Mon | Dec 9, 2019

Auto pre-inspections pave way for age-limit concession

Published:Wednesday | November 20, 2019 | 12:13 AMNeville Graham/Business Reporter
Hamilton
CEO of Trade Board Limited, Douglas Webster.
1
2

The adjusted age limit for imported pre-owned vehicles comes after years of lobbying by auto dealers, who say one of the immediate beneficiaries will be the agricultural sector.

The older the unit that the market can procure for sale inside Jamaica, the cheaper the units that buyers can access, says Lynvalle Hamilton, president of the Jamaica Used Car Dealers Association, JUCDA.

“A number of persons, especially in the agricultural sector, have been complaining that commercial vehicles are quite pricey. If we’re talking about boosting production then you’d want to ensure that the equipment they’d want to use is at a price-point that would make it beneficial for them,” Hamilton said.

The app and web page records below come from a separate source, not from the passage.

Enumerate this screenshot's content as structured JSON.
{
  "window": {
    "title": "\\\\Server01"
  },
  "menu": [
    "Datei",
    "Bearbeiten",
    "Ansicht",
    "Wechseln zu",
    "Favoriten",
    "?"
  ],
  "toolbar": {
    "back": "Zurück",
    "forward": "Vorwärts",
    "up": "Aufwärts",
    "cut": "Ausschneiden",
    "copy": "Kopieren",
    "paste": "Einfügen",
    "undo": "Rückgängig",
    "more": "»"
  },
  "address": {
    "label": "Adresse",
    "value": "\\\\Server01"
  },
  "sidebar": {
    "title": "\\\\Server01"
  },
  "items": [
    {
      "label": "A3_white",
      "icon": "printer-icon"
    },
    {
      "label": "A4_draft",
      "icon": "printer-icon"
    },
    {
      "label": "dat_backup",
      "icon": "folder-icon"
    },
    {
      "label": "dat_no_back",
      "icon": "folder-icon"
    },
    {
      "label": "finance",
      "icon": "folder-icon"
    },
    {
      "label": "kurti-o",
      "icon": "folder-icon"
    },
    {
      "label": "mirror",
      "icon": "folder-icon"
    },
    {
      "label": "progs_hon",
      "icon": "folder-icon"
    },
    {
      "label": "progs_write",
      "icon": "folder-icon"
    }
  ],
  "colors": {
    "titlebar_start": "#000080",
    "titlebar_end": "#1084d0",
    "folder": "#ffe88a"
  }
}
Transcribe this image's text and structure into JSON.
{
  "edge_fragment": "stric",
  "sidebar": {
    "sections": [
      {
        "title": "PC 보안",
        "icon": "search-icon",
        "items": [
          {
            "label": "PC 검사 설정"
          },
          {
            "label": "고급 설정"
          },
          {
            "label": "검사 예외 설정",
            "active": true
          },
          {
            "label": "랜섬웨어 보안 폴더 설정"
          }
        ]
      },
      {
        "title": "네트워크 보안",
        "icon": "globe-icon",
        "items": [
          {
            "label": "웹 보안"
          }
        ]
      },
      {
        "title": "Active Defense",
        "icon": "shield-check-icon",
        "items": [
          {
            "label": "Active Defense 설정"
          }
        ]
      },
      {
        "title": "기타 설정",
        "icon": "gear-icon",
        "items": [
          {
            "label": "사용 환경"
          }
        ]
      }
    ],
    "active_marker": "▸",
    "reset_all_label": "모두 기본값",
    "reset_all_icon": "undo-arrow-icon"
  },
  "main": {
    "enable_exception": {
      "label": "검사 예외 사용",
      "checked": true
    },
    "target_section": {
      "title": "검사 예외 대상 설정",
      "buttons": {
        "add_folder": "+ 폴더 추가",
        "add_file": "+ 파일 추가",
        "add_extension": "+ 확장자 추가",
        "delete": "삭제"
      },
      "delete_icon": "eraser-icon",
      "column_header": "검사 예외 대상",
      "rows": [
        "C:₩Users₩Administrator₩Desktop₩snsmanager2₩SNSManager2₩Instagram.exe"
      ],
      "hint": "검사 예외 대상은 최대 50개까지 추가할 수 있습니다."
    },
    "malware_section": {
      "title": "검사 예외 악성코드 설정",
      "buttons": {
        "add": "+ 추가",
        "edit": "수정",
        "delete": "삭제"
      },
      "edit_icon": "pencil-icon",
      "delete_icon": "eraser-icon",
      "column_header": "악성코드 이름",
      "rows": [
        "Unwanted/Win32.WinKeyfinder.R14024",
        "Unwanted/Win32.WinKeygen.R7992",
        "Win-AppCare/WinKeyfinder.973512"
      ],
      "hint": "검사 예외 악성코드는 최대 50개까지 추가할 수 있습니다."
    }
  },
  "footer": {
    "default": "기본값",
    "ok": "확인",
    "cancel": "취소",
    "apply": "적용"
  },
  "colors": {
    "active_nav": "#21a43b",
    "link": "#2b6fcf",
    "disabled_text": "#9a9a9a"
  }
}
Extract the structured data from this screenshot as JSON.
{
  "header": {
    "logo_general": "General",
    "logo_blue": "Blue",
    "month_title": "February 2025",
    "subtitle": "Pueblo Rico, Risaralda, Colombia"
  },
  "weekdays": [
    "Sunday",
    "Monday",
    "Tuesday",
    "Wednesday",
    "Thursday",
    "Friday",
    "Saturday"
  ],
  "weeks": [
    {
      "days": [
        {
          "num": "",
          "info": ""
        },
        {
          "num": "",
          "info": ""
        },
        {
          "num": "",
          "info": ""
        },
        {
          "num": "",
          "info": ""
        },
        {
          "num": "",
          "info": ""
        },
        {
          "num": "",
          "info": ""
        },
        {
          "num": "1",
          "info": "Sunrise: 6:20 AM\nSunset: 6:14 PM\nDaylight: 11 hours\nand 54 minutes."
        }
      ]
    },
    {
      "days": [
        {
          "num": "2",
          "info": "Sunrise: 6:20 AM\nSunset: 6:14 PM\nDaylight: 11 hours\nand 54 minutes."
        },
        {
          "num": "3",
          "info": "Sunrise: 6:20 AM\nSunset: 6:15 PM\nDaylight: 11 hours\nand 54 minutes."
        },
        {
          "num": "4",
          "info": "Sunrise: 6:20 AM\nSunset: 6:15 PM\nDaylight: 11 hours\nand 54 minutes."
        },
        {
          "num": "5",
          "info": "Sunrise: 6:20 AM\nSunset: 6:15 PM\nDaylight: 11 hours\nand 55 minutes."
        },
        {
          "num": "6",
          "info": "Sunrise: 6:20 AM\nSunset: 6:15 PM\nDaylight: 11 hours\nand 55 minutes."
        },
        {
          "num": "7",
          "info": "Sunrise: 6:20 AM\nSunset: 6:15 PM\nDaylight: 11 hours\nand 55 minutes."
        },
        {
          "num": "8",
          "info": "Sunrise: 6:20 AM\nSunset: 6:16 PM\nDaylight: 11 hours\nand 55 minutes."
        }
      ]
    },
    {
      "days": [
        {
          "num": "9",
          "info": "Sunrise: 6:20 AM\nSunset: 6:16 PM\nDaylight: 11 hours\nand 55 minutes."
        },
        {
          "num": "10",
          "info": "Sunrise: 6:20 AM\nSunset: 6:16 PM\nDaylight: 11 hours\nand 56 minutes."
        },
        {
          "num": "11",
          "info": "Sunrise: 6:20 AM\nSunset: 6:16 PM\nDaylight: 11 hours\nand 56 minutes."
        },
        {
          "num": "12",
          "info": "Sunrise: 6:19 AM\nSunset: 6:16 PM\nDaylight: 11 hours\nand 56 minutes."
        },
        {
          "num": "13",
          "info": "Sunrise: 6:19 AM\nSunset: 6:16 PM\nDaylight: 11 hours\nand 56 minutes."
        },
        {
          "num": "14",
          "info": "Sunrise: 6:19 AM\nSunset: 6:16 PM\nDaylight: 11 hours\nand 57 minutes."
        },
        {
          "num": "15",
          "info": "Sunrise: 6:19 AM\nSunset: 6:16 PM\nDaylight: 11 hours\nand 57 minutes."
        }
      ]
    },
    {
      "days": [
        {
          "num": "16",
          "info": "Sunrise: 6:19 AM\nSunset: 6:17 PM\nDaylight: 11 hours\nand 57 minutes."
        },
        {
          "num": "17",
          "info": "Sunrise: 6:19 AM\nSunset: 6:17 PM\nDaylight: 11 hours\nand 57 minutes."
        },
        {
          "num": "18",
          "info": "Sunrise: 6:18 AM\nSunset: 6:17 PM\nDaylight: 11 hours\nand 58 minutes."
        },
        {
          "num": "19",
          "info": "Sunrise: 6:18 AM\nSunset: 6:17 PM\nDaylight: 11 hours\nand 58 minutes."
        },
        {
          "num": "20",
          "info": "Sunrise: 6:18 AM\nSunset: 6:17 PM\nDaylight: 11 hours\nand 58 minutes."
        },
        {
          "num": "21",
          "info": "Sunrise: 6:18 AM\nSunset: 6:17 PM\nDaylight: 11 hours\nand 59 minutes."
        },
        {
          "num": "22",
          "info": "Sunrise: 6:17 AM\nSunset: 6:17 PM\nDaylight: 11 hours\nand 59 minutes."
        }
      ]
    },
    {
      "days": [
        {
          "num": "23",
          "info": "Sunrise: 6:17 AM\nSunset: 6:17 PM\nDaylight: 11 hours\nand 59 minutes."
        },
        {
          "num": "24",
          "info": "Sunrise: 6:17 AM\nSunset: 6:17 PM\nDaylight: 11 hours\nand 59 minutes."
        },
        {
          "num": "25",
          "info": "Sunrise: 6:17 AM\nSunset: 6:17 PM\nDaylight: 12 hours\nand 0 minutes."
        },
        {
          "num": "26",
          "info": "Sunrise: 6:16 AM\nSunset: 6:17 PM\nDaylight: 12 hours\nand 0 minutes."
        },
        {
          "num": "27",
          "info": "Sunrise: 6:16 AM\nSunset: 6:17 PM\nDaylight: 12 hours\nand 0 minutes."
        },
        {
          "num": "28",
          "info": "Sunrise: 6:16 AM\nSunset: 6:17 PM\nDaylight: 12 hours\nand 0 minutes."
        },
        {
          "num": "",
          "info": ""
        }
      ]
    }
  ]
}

The new age limits for imported vehicles announced by Trade Board Limited range from six years for cars, and up to 30 years for commercial vehicles. Previously, cars had an age limit of five years.

The age limit on a typical window van, such as the Toyota Townace or Noah, has moved to 10 years, up from five.

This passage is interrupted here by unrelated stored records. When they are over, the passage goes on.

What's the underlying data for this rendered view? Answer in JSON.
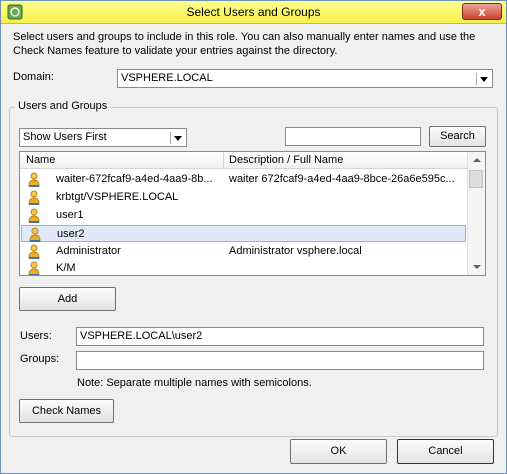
{
  "window": {
    "title": "Select Users and Groups",
    "close_label": "x"
  },
  "intro": "Select users and groups to include in this role. You can also manually enter names and use the Check Names feature to validate your entries against the directory.",
  "domain": {
    "label": "Domain:",
    "value": "VSPHERE.LOCAL"
  },
  "users_groups": {
    "legend": "Users and Groups",
    "filter_value": "Show Users First",
    "search_placeholder": "",
    "search_label": "Search",
    "columns": {
      "name": "Name",
      "description": "Description / Full Name"
    },
    "rows": [
      {
        "name": "waiter-672fcaf9-a4ed-4aa9-8b...",
        "description": "waiter 672fcaf9-a4ed-4aa9-8bce-26a6e595c..."
      },
      {
        "name": "krbtgt/VSPHERE.LOCAL",
        "description": ""
      },
      {
        "name": "user1",
        "description": ""
      },
      {
        "name": "user2",
        "description": "",
        "selected": true
      },
      {
        "name": "Administrator",
        "description": "Administrator vsphere.local"
      },
      {
        "name": "K/M",
        "description": ""
      }
    ],
    "add_label": "Add"
  },
  "users_field": {
    "label": "Users:",
    "value": "VSPHERE.LOCAL\\user2"
  },
  "groups_field": {
    "label": "Groups:",
    "value": ""
  },
  "note": "Note: Separate multiple names with semicolons.",
  "check_names_label": "Check Names",
  "ok_label": "OK",
  "cancel_label": "Cancel",
  "colors": {
    "titlebar": "#f6f04c",
    "selection": "#dfe9f7",
    "user_icon": "#e8b02a"
  }
}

“You could get a 2014 for about $2.1 million to $2.6 million. With the age limit moving up, a 2010 model will go for about $1.3 million,” Hamilton said.

Trade Board CEO Douglas Webster says the greatest relaxation has occurred in the area of light commercial vehicles, and is aimed at boosting SME activity.

“It should be clear to all that we are talking about facilitating commerce. This is a fillip to domestic trade and transportation of persons,” Webster said.

The change, he said, was not sudden – as some have surmised – but happened after extensive consultations.

“I can tell you that there were administrative lags and, indeed, that came after a process of broad consultation with stakeholders,” Webster said.

Hamilton backed up Webster’s comment, saying dealers had expected the raising of the age limit to be implemented at the same time as the pre-inspection regime for auto imports, which took effect nearly two years ago.

“It is not something that happened out of the blue. We’ve been having discussions with the Trade Board for some time,” Hamilton said.

PRE-SHIPMENT INSPECTION SYSTEM

As for the pre-shipment inspection programme, Webster says it has been a game changer that has served to enhance the quality of the motor vehicle stock on the roads in Jamaica.

Under that system, a contracted foreign company, Auto Terminal International, assesses the imported vehicle to verify the authenticity of the model year, and other features, before it arrives in Jamaica. It was implemented in response rising consumer complaints of being sold damaged vehicles, as well as cars that were older than the documentation suggested.

“It may surprise many that one of the things that gave us greater confidence to relax the age limit is the success of the pre-shipment inspection. This is because we’re doing serious checks of areas that were hitherto problematic,” Webster said.

The pre-shipment inspection of motor vehicles was introduced in January 2018 after protracted delays. At the time, used-car dealers had railed against the system as an additional cost to do business, and one that would delay the delivery of orders.

However, by December 2018, JUCDA was touting the quality assurance benefits under the system, even while still complaining of delivery delays.

What the system has done, says Hamilton, who owns and operates Auto Channel Limited, is give car-buying consumers higher quality autos and more value for money, even with older cars.

“With regard to vehicles coming out of Japan, remember that the vehicles go through a very rigorous inspection every year so they’d have to be of a high standard to be on Japanese roads. We can only benefit from that. In addition, there is a pre-shipment inspection that would see us importing motor vehicles at a standard that is second to none,” Hamilton said.

Trade Board CEO Webster says the pre-shipment systems has led to fewer customer complaints.

“We ask them to check for model year discrepancy, and odometer checks. We can now feel comfortable that the numbers are genuine, and we don’t have a car saying 30,000km on the clock when in fact it is more than twice that amount at 70,000km,” Webster said.

neville.graham@gleanerjm.com

New age limits for imported vehicles

Cars and SUVs: 6 years

Light commercial: 6 to 10 years (depending on capacity)

Commercial – buses: 12 to 25 years (depending on seating capacity)

Commercial – trucks: 20 to 30 years (depending on unladen weight)